This is why it is important to distinguish what you really want from what you need to get it. When one confuses the two, they act irrationally and forget what they really want, doing things that seem “necessary” for a goal they no longer want. If someone sees people in poverty because of their government and decides to become a politician to help people, they should remember their reason for doing that. If they do not, it is easy to let the many requirements of getting elected become their main focus instead. Often politicians have to make compromises on things they believe in order to get the help they need for their goals or get the public to vote for them. To help the poor they have to first be elected, and therefore need money to campaign, and appear to support things that the public want. That might require the politician to say they will focus on goals that are more popular to voters than eliminating poverty. It might require them to lay off many people in order to save money for a bigger project to help the poor, but in the process the politician has increased poverty. During all this it is easy for the politician to focus exclusively on getting to and staying in power because that is needed to help the poor, and justify it by telling themselves that these compromises are only short term and are needed to help more people in the long term. It is then easy to stop worrying and even forget about the long term goals and think that the short term goals are “necessary”, and after pursuing these intermediary goals for so long it is easy to confuse these needs with what you truly want.

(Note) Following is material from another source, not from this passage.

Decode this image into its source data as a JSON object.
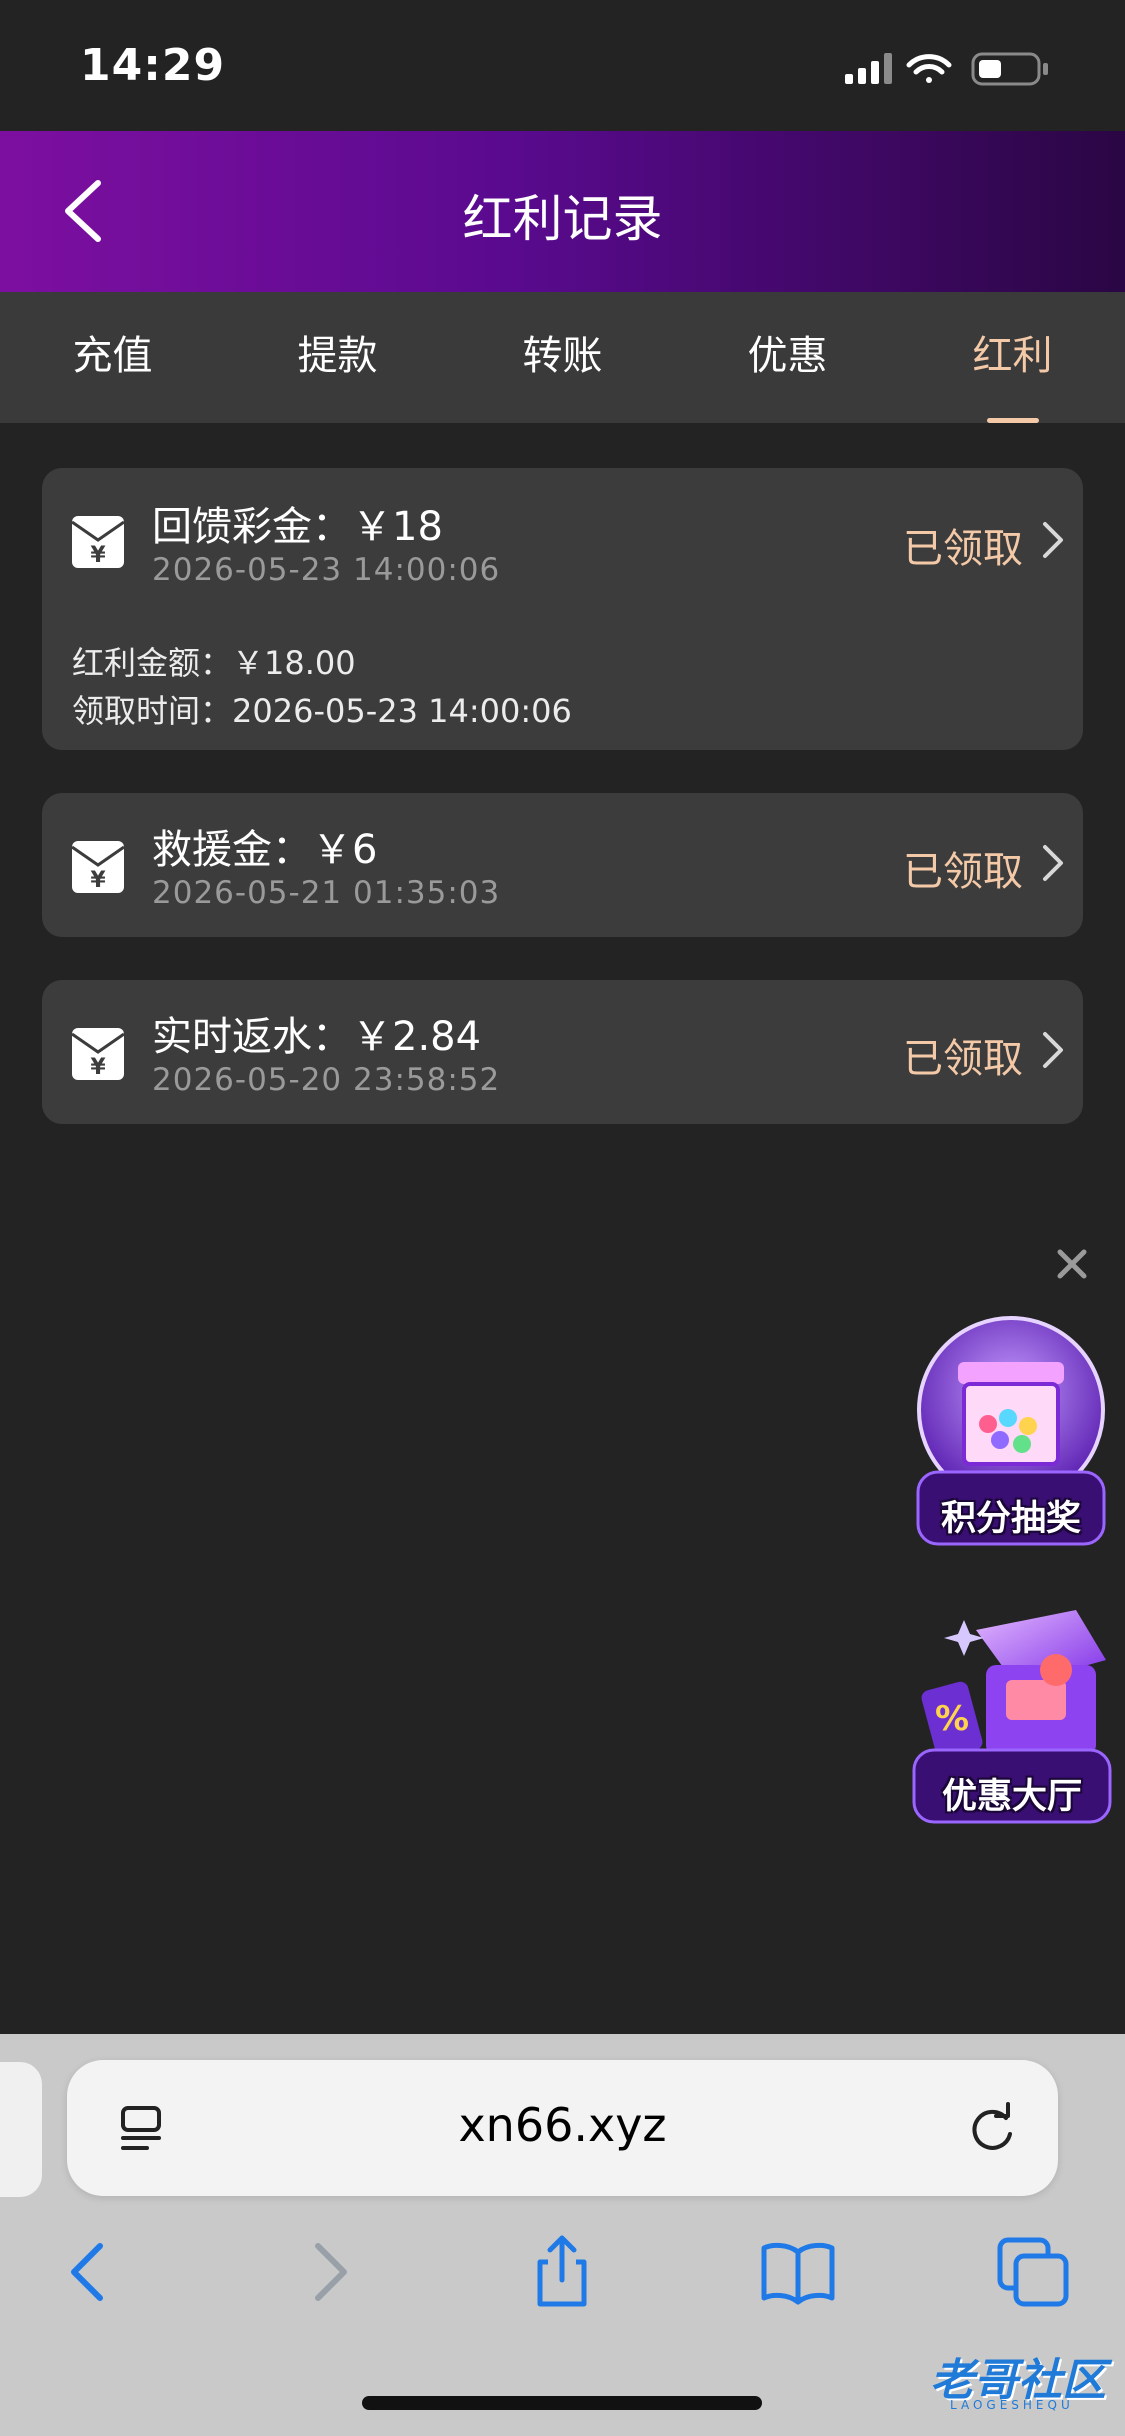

Desires Often Hurt You and What You Want
An extremely common issue in the world is that of being lazy. Most everyone has been lazy at some time or another, and it usually doesn’t matter. However, consider a lazy student who decides to play games instead of doing homework. It is easy to delay doing work and instead want to have fun, especially after a long day. Delaying work can often lead to someone not having enough time to finish it, or even telling themselves that missing a single homework assignment will barely affect their overall grades, and deciding not to do it at all. Laziness further strengthens itself because once you have missed that first assignment you feel more comfortable not turning in work in the future. This can lead to one justifying getting poor grades in a class because it won’t affect their overall scores much, and then further to them not worrying about their overall scores. This can lead to them not being able to get into a university or job because they were not thinking ahead, and instead simply did what made them feel good in the present. This can permanently damage their ability to get a job they want or have the future they want, all because they allowed the lazy part of their brain tell them what to do.
Even if your desires do not seem like they will harm you in the long term, one should carefully decide if what they desire is something they actually want at all, or if it is just a completely arbitrary impulse to satisfy the animal compelling them to do something.
Only by knowing what you truly want will you be able to live truly happily.